ES: I don’t know. I had a lot of fun in 2009. (I typed that before I saw Brandon writing about 2009, for the record.)
JP: Ndamukong Suh had the most dominant season by a defensive lineman I’ve ever seen. Watching him play all season long certainly qualifies as fun for me. I’d say a handful of those Bo Pelini teams were “fun” if not spectacular, with guys like Roy Helu, Rex Burkhead, Taylor Martinez, Ameer Abdullah, DeJon Gomes, Lavonte David and others that were really fun to watch. But perhaps that’s the problem – I’m naming a lot of individuals rather than seasons and teams.
There hasn’t been much mention of guys like Eric Lee, Avery Anderson and Guy Thomas, are they quickly sliding down the depth chart? (@btran0524)
DP: I think they’ve been casualties of the “we’re bringing in your replacements” mindset. Because you’re right, we just haven’t heard mention of them hardly at all.
JP: I don’t know if Anderson or Thomas can really slide down the depth chart considering they haven’t ever really made the two-deep yet. In Thomas’ case, he might still be in need of some development to play the way Nebraska’s new coaches want him to. There are a lot of bodies at that outside linebacker position and THomas is only a true freshman, after all. That being said, it’s probably not a great sign that Caleb Tannor has already apparently leaped ahead of him. Lee is a different story as a guy who actually played a significant amount of snaps last year. He doesn’t have the tools of guys like Lamar Jackson and Will Jackson and he apparently hasn’t produced in the same way guys like Cam Taylor and even Ethan Cox have.

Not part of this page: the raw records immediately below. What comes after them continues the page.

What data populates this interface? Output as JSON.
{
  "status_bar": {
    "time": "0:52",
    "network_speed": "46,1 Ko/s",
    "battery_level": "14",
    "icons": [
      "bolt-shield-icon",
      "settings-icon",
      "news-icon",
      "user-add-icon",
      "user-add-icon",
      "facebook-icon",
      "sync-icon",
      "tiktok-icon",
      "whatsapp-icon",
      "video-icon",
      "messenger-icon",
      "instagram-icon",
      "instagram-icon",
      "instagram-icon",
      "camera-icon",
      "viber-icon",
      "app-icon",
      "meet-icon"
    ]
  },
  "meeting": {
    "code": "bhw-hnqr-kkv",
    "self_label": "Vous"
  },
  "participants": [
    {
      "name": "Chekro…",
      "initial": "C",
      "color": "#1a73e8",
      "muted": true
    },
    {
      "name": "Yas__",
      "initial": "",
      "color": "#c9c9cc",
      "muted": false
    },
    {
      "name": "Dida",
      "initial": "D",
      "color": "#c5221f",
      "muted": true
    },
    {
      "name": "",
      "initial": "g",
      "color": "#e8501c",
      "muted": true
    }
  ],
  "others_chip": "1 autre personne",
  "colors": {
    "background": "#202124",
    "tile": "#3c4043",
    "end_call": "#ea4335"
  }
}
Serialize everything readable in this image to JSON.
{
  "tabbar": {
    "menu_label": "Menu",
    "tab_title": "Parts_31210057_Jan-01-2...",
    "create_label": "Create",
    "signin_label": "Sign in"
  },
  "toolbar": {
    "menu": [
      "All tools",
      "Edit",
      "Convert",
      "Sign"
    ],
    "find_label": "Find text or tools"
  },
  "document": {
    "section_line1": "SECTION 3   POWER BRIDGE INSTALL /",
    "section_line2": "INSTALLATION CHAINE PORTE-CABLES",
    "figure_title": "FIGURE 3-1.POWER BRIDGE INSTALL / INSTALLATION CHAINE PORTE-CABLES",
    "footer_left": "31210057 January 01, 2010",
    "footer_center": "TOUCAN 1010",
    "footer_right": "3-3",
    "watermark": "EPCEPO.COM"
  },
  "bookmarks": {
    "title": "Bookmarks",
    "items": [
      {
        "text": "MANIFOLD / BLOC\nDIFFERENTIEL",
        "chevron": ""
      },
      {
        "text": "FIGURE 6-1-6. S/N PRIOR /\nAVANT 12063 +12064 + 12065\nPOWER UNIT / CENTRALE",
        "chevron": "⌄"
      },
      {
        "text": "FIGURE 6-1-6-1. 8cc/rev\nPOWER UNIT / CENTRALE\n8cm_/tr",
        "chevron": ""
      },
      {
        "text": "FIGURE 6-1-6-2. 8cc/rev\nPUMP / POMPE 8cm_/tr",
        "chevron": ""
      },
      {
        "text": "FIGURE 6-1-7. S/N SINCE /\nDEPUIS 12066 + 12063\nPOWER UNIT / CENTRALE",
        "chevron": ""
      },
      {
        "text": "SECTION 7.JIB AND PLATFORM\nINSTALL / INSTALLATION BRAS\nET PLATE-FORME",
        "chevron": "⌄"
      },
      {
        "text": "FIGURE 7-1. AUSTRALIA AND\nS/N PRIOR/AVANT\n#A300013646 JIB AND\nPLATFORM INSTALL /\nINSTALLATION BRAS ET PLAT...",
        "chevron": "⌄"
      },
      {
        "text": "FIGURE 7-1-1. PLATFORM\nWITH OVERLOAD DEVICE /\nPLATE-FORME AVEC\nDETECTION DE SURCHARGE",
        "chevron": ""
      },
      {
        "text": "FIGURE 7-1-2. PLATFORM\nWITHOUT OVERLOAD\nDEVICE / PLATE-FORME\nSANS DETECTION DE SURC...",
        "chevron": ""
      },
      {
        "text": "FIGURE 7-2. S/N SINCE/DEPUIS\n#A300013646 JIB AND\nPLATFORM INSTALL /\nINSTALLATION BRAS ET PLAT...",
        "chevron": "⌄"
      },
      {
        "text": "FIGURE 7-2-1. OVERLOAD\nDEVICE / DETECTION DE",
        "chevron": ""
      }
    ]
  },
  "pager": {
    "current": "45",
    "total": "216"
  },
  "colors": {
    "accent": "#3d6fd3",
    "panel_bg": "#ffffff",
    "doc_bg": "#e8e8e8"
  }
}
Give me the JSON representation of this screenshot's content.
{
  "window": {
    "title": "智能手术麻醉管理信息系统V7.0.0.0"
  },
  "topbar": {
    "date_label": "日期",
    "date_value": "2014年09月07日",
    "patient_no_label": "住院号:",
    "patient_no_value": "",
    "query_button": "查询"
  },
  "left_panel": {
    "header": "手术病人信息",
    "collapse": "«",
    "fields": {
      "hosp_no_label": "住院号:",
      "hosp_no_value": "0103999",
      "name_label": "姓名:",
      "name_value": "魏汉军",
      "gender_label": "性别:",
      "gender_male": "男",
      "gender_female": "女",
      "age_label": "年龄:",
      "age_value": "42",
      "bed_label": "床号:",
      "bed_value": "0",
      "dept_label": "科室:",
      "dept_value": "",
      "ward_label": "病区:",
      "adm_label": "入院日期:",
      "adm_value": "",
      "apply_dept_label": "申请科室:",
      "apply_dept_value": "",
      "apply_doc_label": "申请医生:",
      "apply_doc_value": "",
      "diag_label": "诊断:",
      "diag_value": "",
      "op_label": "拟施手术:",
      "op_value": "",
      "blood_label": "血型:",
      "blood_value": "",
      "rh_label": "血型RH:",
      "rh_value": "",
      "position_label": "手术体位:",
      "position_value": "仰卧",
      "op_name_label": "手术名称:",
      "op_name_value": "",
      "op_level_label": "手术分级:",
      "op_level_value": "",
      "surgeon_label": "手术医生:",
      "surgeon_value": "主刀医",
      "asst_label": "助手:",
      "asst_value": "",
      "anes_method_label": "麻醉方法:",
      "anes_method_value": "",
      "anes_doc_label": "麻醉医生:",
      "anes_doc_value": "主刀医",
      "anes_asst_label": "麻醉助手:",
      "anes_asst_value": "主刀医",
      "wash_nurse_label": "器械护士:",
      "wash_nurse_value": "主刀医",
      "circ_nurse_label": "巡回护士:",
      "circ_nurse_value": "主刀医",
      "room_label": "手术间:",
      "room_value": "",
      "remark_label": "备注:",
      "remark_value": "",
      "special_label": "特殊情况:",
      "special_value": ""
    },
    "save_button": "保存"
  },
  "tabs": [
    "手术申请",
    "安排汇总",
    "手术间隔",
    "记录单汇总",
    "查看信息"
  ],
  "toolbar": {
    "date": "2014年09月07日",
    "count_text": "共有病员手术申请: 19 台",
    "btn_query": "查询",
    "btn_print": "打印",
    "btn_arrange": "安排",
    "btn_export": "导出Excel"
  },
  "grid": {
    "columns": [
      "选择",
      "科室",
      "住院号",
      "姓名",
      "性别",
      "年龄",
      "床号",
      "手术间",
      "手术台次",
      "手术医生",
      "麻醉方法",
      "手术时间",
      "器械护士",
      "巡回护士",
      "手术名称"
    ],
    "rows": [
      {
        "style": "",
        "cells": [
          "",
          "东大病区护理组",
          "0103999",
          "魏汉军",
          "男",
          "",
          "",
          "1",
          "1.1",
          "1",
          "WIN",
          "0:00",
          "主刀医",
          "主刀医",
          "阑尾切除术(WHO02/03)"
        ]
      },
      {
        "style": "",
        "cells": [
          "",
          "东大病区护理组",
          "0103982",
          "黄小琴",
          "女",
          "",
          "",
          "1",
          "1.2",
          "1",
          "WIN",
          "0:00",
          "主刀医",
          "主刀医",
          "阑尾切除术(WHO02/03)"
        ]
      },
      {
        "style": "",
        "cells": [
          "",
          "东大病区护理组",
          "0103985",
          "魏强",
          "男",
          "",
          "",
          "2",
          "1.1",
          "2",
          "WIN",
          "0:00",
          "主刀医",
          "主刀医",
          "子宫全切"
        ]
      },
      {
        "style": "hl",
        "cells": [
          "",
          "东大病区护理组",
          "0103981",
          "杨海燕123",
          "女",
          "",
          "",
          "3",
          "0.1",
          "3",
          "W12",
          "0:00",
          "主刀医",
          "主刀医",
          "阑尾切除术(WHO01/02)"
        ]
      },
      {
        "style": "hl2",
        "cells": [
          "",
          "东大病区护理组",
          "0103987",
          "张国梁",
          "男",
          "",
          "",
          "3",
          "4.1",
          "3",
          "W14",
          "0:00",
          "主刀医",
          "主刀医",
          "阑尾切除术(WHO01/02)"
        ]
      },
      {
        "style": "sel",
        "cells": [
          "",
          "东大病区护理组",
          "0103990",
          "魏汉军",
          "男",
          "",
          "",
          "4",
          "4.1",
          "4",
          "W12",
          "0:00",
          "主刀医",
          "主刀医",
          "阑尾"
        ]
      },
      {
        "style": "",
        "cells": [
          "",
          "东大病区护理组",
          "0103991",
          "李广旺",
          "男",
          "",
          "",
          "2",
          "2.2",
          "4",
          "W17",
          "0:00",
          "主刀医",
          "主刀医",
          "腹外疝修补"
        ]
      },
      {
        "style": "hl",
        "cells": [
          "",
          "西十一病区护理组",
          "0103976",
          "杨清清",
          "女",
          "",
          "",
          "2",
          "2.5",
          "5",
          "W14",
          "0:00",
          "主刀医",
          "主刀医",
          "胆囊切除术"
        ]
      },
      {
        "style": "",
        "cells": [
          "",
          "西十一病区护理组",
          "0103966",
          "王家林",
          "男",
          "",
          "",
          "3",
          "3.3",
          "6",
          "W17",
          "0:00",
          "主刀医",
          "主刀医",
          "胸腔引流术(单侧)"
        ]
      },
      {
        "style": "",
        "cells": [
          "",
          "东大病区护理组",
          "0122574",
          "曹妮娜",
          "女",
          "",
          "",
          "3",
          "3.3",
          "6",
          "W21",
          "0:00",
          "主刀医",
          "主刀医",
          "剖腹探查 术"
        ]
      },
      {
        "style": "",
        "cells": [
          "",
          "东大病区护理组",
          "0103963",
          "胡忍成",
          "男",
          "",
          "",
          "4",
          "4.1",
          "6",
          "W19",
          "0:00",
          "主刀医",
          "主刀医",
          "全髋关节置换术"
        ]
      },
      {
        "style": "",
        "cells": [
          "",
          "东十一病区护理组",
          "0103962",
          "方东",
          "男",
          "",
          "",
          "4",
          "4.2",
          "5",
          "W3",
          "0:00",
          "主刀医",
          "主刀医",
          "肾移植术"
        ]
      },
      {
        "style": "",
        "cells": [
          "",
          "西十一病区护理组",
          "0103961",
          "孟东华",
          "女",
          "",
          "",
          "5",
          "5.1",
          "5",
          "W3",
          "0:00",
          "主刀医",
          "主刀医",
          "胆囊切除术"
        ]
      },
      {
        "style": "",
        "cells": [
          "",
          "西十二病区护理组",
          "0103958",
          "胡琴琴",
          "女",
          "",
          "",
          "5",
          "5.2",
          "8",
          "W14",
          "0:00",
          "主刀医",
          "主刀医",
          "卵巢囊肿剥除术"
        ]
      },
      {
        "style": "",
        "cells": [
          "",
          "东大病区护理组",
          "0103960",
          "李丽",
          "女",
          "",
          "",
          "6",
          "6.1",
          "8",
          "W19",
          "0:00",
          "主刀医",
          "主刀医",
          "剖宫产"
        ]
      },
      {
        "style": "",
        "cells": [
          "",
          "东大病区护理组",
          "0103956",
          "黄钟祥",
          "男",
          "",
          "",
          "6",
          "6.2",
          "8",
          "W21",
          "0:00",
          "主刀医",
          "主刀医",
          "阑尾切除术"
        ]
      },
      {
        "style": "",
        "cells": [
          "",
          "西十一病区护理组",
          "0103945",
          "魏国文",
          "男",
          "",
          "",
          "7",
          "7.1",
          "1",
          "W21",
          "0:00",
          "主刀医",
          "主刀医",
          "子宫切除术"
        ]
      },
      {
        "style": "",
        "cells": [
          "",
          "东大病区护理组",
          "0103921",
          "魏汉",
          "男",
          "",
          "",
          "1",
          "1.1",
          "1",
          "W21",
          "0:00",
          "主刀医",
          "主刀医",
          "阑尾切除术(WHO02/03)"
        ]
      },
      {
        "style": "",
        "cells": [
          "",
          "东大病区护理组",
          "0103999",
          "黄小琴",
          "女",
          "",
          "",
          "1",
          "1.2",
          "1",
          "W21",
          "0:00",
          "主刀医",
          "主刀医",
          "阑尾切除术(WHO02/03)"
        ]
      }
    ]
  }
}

What running backs do you expect to play the majority of the snaps this year? I feel like we have ten guys that all have the skills to start. Oh yeah and also same question except about the safeties this time. Seems like we have a million of those guys that are all really good. (@ApolloSolace)
DP: I said above Bell and Washington are the first two running backs, so no reason to reverse course now. Troy Walters mentioned Wednesday UCF’s usage of four main backs so I think four is probably a safe barometer to roll with, I would put money on the other two guys being Tre Bryant and Miles Jones. As for safety, I think the two Williams will get a good dose of snaps as well as freshman Cam Jones, Antonio Reed and Tre Neal. I have a feeling Deontai is going to play a ton this year.
JP: Maurice Washington has certainly come on strong during his first few days on campus, but I think Greg Bell will still get the most carries in that backfield. He’s got the best combination of experience, speed, elusiveness and a strong frame in that room. I think Tre Bryant will be a consistent part of that rotation, but I see them keeping his carries down, maybe in the four to seven range per game, so that he can hopefully make it through the season. At safety, the Tre Neal addition certainly changes things up. I think Neal and Aaron Williams are the favorites to start with Antonio Reed being the next guy up. Deontai Williams is probably next. I think guys like JoJo Domann and Cam Jones will make a bigger impact on special teams than on defense this season because I still haven’t even mentioned Marquel Dismuke yet. They certainly have a lot of bodies at that position.
Who had the stripes on the pants first: Wisconsin or Nebraska? (@RAND_ELL)
BV: I am not as well versed in Wisconsin’s uniform history, but I know Nebraska’s pants stripes go back to at least the 1940s. They’re a fairly common thing for football pants, so I’m guessing Wisconsin had some stripe spells early, too. But in terms of the two having basically identical pants, I’m assuming Nebraska got there first.